Write the records out again exactly, but without pictures.
Data for this exercise Start Marker
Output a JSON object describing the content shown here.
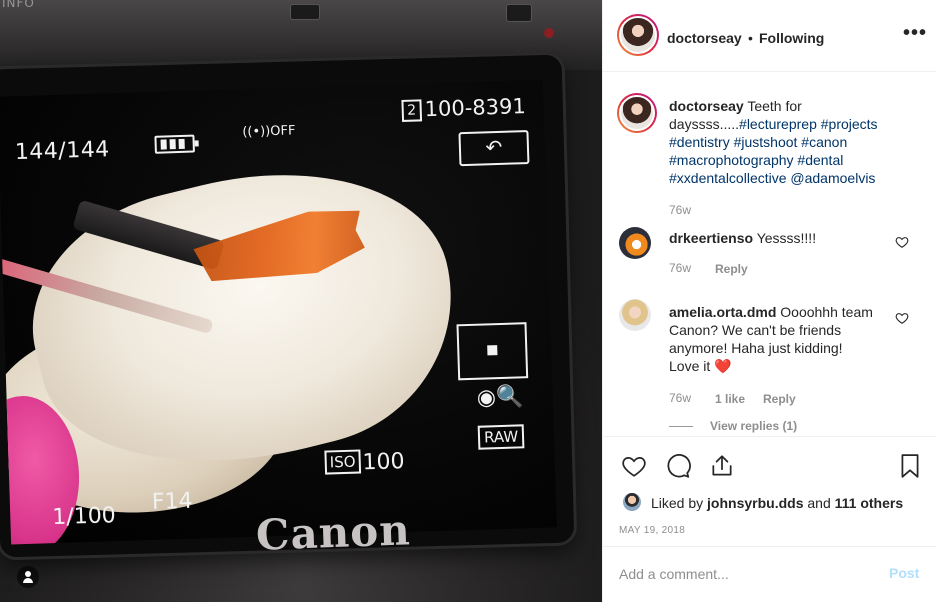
{
  "photo": {
    "camera_top_label": "INFO",
    "screen": {
      "shots_remaining": "144/144",
      "wifi_status": "((•))OFF",
      "folder_index": "2",
      "file_number": "100-8391",
      "return_symbol": "↶",
      "zoom_symbol": "◉🔍",
      "raw_label": "RAW",
      "iso_label": "ISO",
      "iso_value": "100",
      "shutter_speed": "1/100",
      "aperture": "F14"
    },
    "brand_logo": "Canon",
    "icons": [
      "user-tag-icon"
    ]
  },
  "header": {
    "username": "doctorseay",
    "separator": "•",
    "follow_status": "Following",
    "more_label": "•••"
  },
  "caption": {
    "username": "doctorseay",
    "text_plain": "Teeth for dayssss.....",
    "hashtags_line1": "#lectureprep #projects",
    "hashtags_line2": "#dentistry #justshoot #canon",
    "hashtags_line3": "#macrophotography #dental",
    "hashtags_line4": "#xxdentalcollective @adamoelvis",
    "time": "76w"
  },
  "comments": [
    {
      "username": "drkeertienso",
      "text": "Yessss!!!!",
      "time": "76w",
      "reply_label": "Reply"
    },
    {
      "username": "amelia.orta.dmd",
      "text_line1": "Oooohhh team",
      "text_line2": "Canon? We can't be friends",
      "text_line3": "anymore! Haha just kidding!",
      "text_line4": "Love it ❤️",
      "time": "76w",
      "likes": "1 like",
      "reply_label": "Reply",
      "view_replies": "View replies (1)"
    }
  ],
  "actions": {
    "liked_by_prefix": "Liked by",
    "liked_by_user": "johnsyrbu.dds",
    "liked_by_and": "and",
    "liked_by_others": "111 others",
    "date": "MAY 19, 2018"
  },
  "add_comment": {
    "placeholder": "Add a comment...",
    "post_label": "Post"
  },
  "colors": {
    "link": "#003569",
    "meta": "#8e8e8e",
    "post_disabled": "#b2dffc",
    "heart_red": "#ed4956"
  }
}
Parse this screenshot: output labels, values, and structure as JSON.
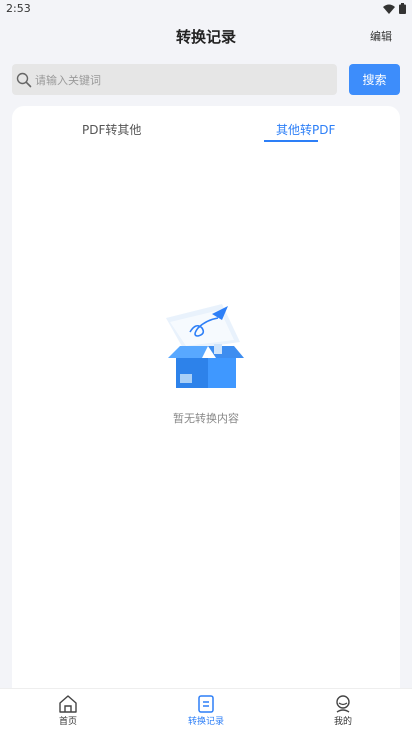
{
  "status_bar": {
    "time": "2:53"
  },
  "header": {
    "title": "转换记录",
    "edit_label": "编辑"
  },
  "search": {
    "placeholder": "请输入关键词",
    "button_label": "搜索"
  },
  "tabs": [
    {
      "label": "PDF转其他",
      "active": false
    },
    {
      "label": "其他转PDF",
      "active": true
    }
  ],
  "empty_state": {
    "message": "暂无转换内容"
  },
  "bottom_nav": [
    {
      "label": "首页",
      "icon": "home-icon",
      "active": false
    },
    {
      "label": "转换记录",
      "icon": "document-icon",
      "active": true
    },
    {
      "label": "我的",
      "icon": "user-icon",
      "active": false
    }
  ],
  "colors": {
    "accent": "#2d7ff7",
    "search_button": "#3d8dfb",
    "background": "#f3f4f8"
  }
}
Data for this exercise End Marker
Response:
Output a JSON object describing the content shown here.
{
  "photo": {
    "camera_top_label": "INFO",
    "screen": {
      "shots_remaining": "144/144",
      "wifi_status": "((•))OFF",
      "folder_index": "2",
      "file_number": "100-8391",
      "return_symbol": "↶",
      "zoom_symbol": "◉🔍",
      "raw_label": "RAW",
      "iso_label": "ISO",
      "iso_value": "100",
      "shutter_speed": "1/100",
      "aperture": "F14"
    },
    "brand_logo": "Canon",
    "icons": [
      "user-tag-icon"
    ]
  },
  "header": {
    "username": "doctorseay",
    "separator": "•",
    "follow_status": "Following",
    "more_label": "•••"
  },
  "caption": {
    "username": "doctorseay",
    "text_plain": "Teeth for dayssss.....",
    "hashtags_line1": "#lectureprep #projects",
    "hashtags_line2": "#dentistry #justshoot #canon",
    "hashtags_line3": "#macrophotography #dental",
    "hashtags_line4": "#xxdentalcollective @adamoelvis",
    "time": "76w"
  },
  "comments": [
    {
      "username": "drkeertienso",
      "text": "Yessss!!!!",
      "time": "76w",
      "reply_label": "Reply"
    },
    {
      "username": "amelia.orta.dmd",
      "text_line1": "Oooohhh team",
      "text_line2": "Canon? We can't be friends",
      "text_line3": "anymore! Haha just kidding!",
      "text_line4": "Love it ❤️",
      "time": "76w",
      "likes": "1 like",
      "reply_label": "Reply",
      "view_replies": "View replies (1)"
    }
  ],
  "actions": {
    "liked_by_prefix": "Liked by",
    "liked_by_user": "johnsyrbu.dds",
    "liked_by_and": "and",
    "liked_by_others": "111 others",
    "date": "MAY 19, 2018"
  },
  "add_comment": {
    "placeholder": "Add a comment...",
    "post_label": "Post"
  },
  "colors": {
    "link": "#003569",
    "meta": "#8e8e8e",
    "post_disabled": "#b2dffc",
    "heart_red": "#ed4956"
  }
}
Parse this screenshot: output labels, values, and structure as JSON.
{
  "status_bar": {
    "time": "2:53"
  },
  "header": {
    "title": "转换记录",
    "edit_label": "编辑"
  },
  "search": {
    "placeholder": "请输入关键词",
    "button_label": "搜索"
  },
  "tabs": [
    {
      "label": "PDF转其他",
      "active": false
    },
    {
      "label": "其他转PDF",
      "active": true
    }
  ],
  "empty_state": {
    "message": "暂无转换内容"
  },
  "bottom_nav": [
    {
      "label": "首页",
      "icon": "home-icon",
      "active": false
    },
    {
      "label": "转换记录",
      "icon": "document-icon",
      "active": true
    },
    {
      "label": "我的",
      "icon": "user-icon",
      "active": false
    }
  ],
  "colors": {
    "accent": "#2d7ff7",
    "search_button": "#3d8dfb",
    "background": "#f3f4f8"
  }
}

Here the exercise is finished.